At our church, they recently implemented a new change, namely, not ringing any bell’s throughout the liturgy, i.e at the time of consecration, at the elevation of the body and blood of Christ. This seem’s improper. Does the pastor or Bishop has the authority to make such changes with the mass? Are there not general guidelines to follow? How should we go about correcting this situation, we are from the Diocese of Erie and it may be coming from the Bishop?
The bells are optional. I love the bells and am very happy that my pastor returned them when he came. It’s unfortunate that they are being surpressed in your parish. I hope it’s not coming from the bishop.
When it happened at our parish, it was because we had a new pastor. When one of the altar servers asked him why we didn’t have bells any more (none of the rest of us were brave enough to ask), he simply said that using the bells was an option that he did not wish to exercise.
I missed the bells at first, but no longer. His consecration is so reverent, so solemn, so beautiful that it gives me goosebumps much of the time.
Our parish just recently decided to go back to ringing the bells, and I really appreciate it.
Perhaps the change took place at the beginning of Lent? That might be the reason…
You should ask your pastor about it, though. We can give guesses here, but we don’t know the reason for sure: your pastor does.
Sometimes to NOT have it is better than having it…
Tell me, folks, how can you become reverent during the consecration if what you hear is not ringings but KLOK… KLOK…KLOK, KLOK…KLOK…KLOK, …:eek:
I almost burst into laughter when I first heard it. “What the heck was that?” Ahhhh…:banghead:
I love the bells
A few months ago one of the alterboys started to ring the bells at the consecration and something broke - the bells individually went bouncing down the steps and across the front of the church.
We once had a pastor who stopped the ringing of the bells, saying that he found the ringing to be a distraction.
I was happy to see their return with the new pastor.
Thanks everyone. I guess I had hoped it wasn’t an option. We were just told that in the latin mass it was necessary because everyone could always folllow the mass, but now that it is in the vernacular it isn’t necessary. I obviously disagree.
Ouch. You would rather your parish was being disobedient? I’d much rather know my pastor was choosing an option I didn’t care for than disobeying the directives.
I disagree too.
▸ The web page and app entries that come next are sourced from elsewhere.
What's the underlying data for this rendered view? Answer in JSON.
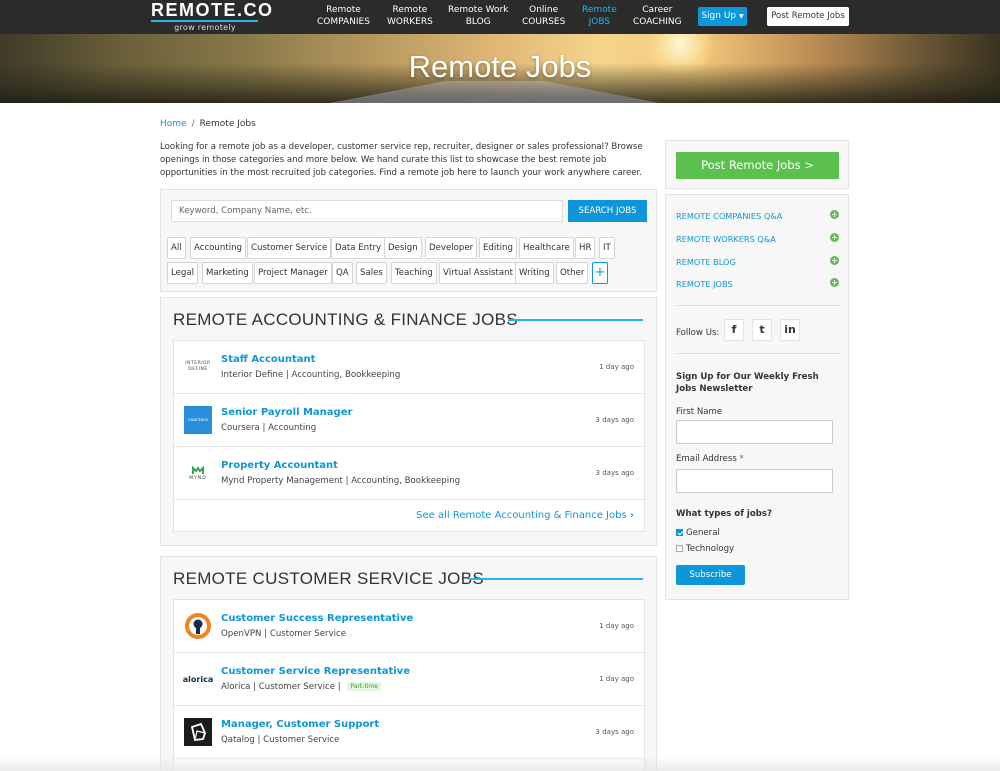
{
  "brand": {
    "logo": "REMOTE.CO",
    "tagline": "grow remotely"
  },
  "nav": {
    "items": [
      {
        "line1": "Remote",
        "line2": "COMPANIES"
      },
      {
        "line1": "Remote",
        "line2": "WORKERS"
      },
      {
        "line1": "Remote Work",
        "line2": "BLOG"
      },
      {
        "line1": "Online",
        "line2": "COURSES"
      },
      {
        "line1": "Remote",
        "line2": "JOBS"
      },
      {
        "line1": "Career",
        "line2": "COACHING"
      }
    ],
    "signup_label": "Sign Up",
    "post_jobs_label": "Post Remote Jobs"
  },
  "hero": {
    "title": "Remote Jobs"
  },
  "breadcrumb": {
    "home": "Home",
    "separator": "/",
    "current": "Remote Jobs"
  },
  "intro": "Looking for a remote job as a developer, customer service rep, recruiter, designer or sales professional? Browse openings in those categories and more below. We hand curate this list to showcase the best remote job opportunities in the most recruited job categories. Find a remote job here to launch your work anywhere career.",
  "search": {
    "placeholder": "Keyword, Company Name, etc.",
    "button_label": "SEARCH JOBS",
    "tags_row1": [
      "All",
      "Accounting",
      "Customer Service",
      "Data Entry",
      "Design",
      "Developer",
      "Editing",
      "Healthcare",
      "HR",
      "IT"
    ],
    "tags_row2": [
      "Legal",
      "Marketing",
      "Project Manager",
      "QA",
      "Sales",
      "Teaching",
      "Virtual Assistant",
      "Writing",
      "Other"
    ],
    "more_label": "+"
  },
  "sections": [
    {
      "title": "REMOTE ACCOUNTING & FINANCE JOBS",
      "jobs": [
        {
          "title": "Staff Accountant",
          "company": "Interior Define",
          "categories": "Accounting, Bookkeeping",
          "age": "1 day ago",
          "logo_text": "INTERIOR DEFINE"
        },
        {
          "title": "Senior Payroll Manager",
          "company": "Coursera",
          "categories": "Accounting",
          "age": "3 days ago",
          "logo_text": "coursera"
        },
        {
          "title": "Property Accountant",
          "company": "Mynd Property Management",
          "categories": "Accounting, Bookkeeping",
          "age": "3 days ago",
          "logo_text": "MYND"
        }
      ],
      "see_all": "See all Remote Accounting & Finance Jobs"
    },
    {
      "title": "REMOTE CUSTOMER SERVICE JOBS",
      "jobs": [
        {
          "title": "Customer Success Representative",
          "company": "OpenVPN",
          "categories": "Customer Service",
          "age": "1 day ago"
        },
        {
          "title": "Customer Service Representative",
          "company": "Alorica",
          "categories": "Customer Service",
          "badge": "Part-time",
          "age": "1 day ago",
          "logo_text": "alorica"
        },
        {
          "title": "Manager, Customer Support",
          "company": "Qatalog",
          "categories": "Customer Service",
          "age": "3 days ago"
        }
      ]
    }
  ],
  "sidebar": {
    "post_button": "Post Remote Jobs >",
    "links": [
      "REMOTE COMPANIES Q&A",
      "REMOTE WORKERS Q&A",
      "REMOTE BLOG",
      "REMOTE JOBS"
    ],
    "follow_label": "Follow Us:",
    "social": [
      "f",
      "t",
      "in"
    ],
    "newsletter_heading": "Sign Up for Our Weekly Fresh Jobs Newsletter",
    "first_name_label": "First Name",
    "email_label": "Email Address",
    "required_mark": "*",
    "job_types_label": "What types of jobs?",
    "job_types": [
      {
        "label": "General",
        "checked": true
      },
      {
        "label": "Technology",
        "checked": false
      }
    ],
    "subscribe_label": "Subscribe"
  },
  "colors": {
    "accent": "#0d96d9",
    "green": "#5cc04f",
    "dark_bar": "#2b2b2b"
  }
}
The ringing of bells during the epiclesis and at the elevations of the Sacred Host and Chalice is a laudable custom which, in my opinion, should be retained. However, it is up to each celebrant to decide whether to include it or not.
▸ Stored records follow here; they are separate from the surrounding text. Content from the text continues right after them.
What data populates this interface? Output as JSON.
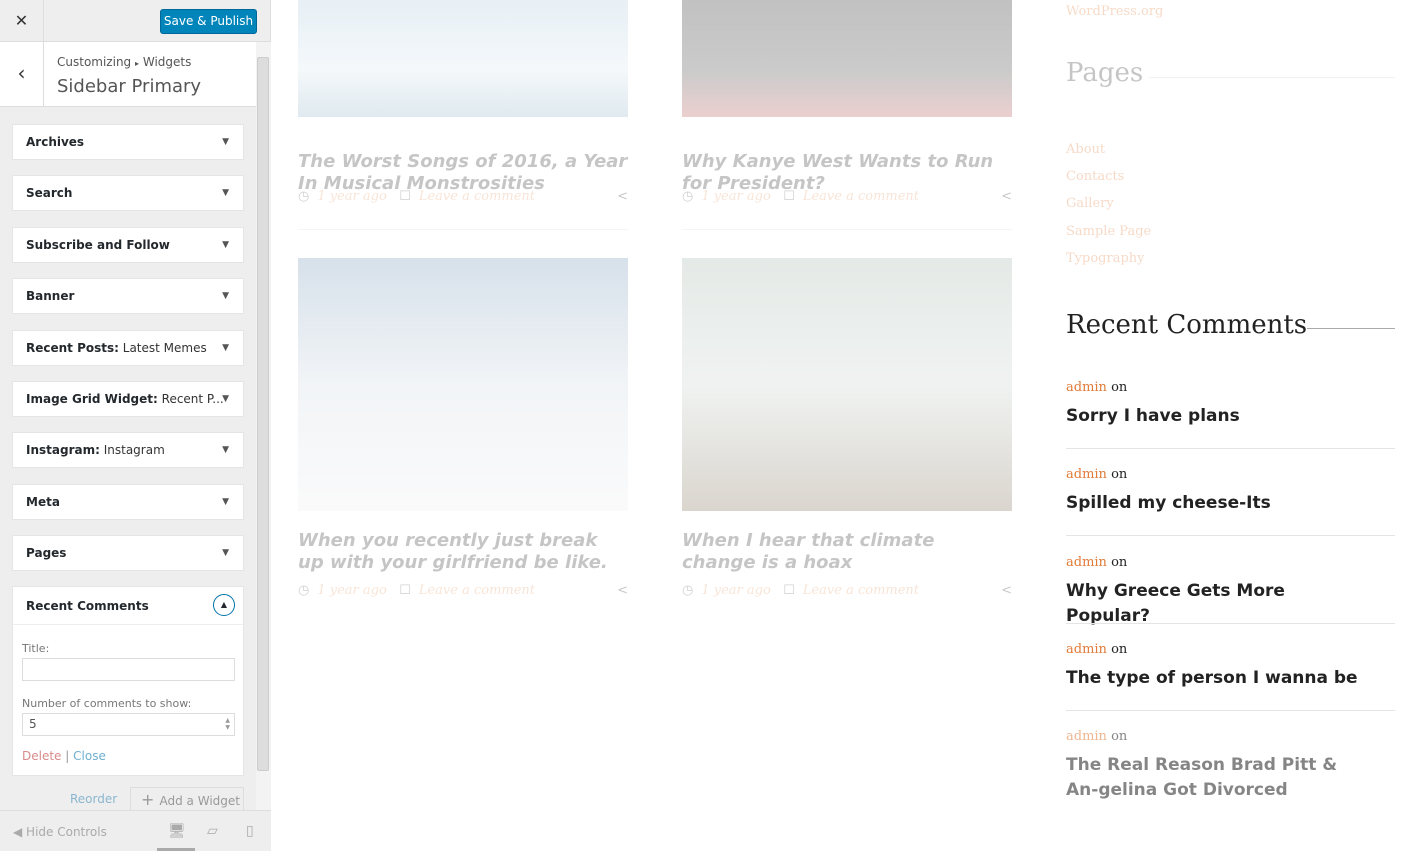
{
  "panel": {
    "close_icon": "close-icon",
    "publish": "Save & Publish",
    "breadcrumb_root": "Customizing",
    "breadcrumb_sep": "▸",
    "breadcrumb_section": "Widgets",
    "title": "Sidebar Primary",
    "widgets": [
      {
        "name": "Archives",
        "sub": ""
      },
      {
        "name": "Search",
        "sub": ""
      },
      {
        "name": "Subscribe and Follow",
        "sub": ""
      },
      {
        "name": "Banner",
        "sub": ""
      },
      {
        "name": "Recent Posts:",
        "sub": " Latest Memes"
      },
      {
        "name": "Image Grid Widget:",
        "sub": " Recent P..."
      },
      {
        "name": "Instagram:",
        "sub": " Instagram"
      },
      {
        "name": "Meta",
        "sub": ""
      },
      {
        "name": "Pages",
        "sub": ""
      }
    ],
    "expanded": {
      "name": "Recent Comments",
      "title_label": "Title:",
      "title_value": "",
      "count_label": "Number of comments to show:",
      "count_value": "5",
      "delete": "Delete",
      "sep": "|",
      "close": "Close"
    },
    "reorder": "Reorder",
    "add_widget": "Add a Widget",
    "hide_controls": "Hide Controls"
  },
  "posts": [
    {
      "title": "The Worst Songs of 2016, a Year In Musical Monstrosities",
      "time": "1 year ago",
      "comment": "Leave a comment"
    },
    {
      "title": "Why Kanye West Wants to Run for President?",
      "time": "1 year ago",
      "comment": "Leave a comment"
    },
    {
      "title": "When you recently just break up with your girlfriend be like.",
      "time": "1 year ago",
      "comment": "Leave a comment"
    },
    {
      "title": "When I hear that climate change is a hoax",
      "time": "1 year ago",
      "comment": "Leave a comment"
    }
  ],
  "sidebar": {
    "wp_link": "WordPress.org",
    "pages_heading": "Pages",
    "pages": [
      "About",
      "Contacts",
      "Gallery",
      "Sample Page",
      "Typography"
    ],
    "recent_heading": "Recent Comments",
    "comments": [
      {
        "author": "admin",
        "on": "on",
        "title": "Sorry I have plans"
      },
      {
        "author": "admin",
        "on": "on",
        "title": "Spilled my cheese-Its"
      },
      {
        "author": "admin",
        "on": "on",
        "title": "Why Greece Gets More Popular?"
      },
      {
        "author": "admin",
        "on": "on",
        "title": "The type of person I wanna be"
      },
      {
        "author": "admin",
        "on": "on",
        "title": "The Real Reason Brad Pitt & An-gelina Got Divorced"
      }
    ]
  },
  "colors": {
    "accent": "#0085ba",
    "link": "#e07b39"
  }
}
He very well may have just discontinued their use during Lent.
There is that possibility that the practice was discontinued during Lent. My parish did that one year.
The bells are optional, however as stated above. My parish started using them when a member of the parish council asked our pastor if he could use them during the Mass. He said he would, and we use them at every Mass. However, we have that problem with altar servers not ringing the bells hard enough, or ringing them the wrong way. I think the sacristan should tell them/show them how to ring it the right way so it sounds pleasant and loud. I know some people get aggravated if they aren’t rung the right way, or aren’t loud enough.
I remember as an altar server having to ring the bells. But let us not get ahead of ourselves here. The Mass is about Jesus not the bells.
What I like about bells, is they are near impossible to mess up. Any kid old enough to serve can learn how to shake something. And at the same time, when done right, and with nice bells, they sound beautiful.
Also, bells aren’t entirely useless in a vernacular Mass. For example, I have taken to the custom of making a profound bow during consecration (while kneeling, I bow my head as far as possible without it hitting the pew in front of me). However, the elevation of the Eucharist was put into the Mass so that people could see and adore the consecrated Host and Chalice. So at this point, I look up. With bells, I simply look up when the bells ring (especially easy when done in the 1+1(or 3)+1 way, with the first at the bow, the second at the elevation, third at the genuflection). Without bells, I have to just time it right to make sure I look up before the priest lowers the host. This may seem like a nonproblem, but when some priests pause for 5 minutes before elevation, and others go right into it, its hard to judge sometimes.
However it has also been noted here that, even if your pastor did not get rid of this, the bells should stop being rung after Holy Thursday’s Gloria, at which time they may be replaced with a wooden clapper, until the Easter Vigil’s Gloria.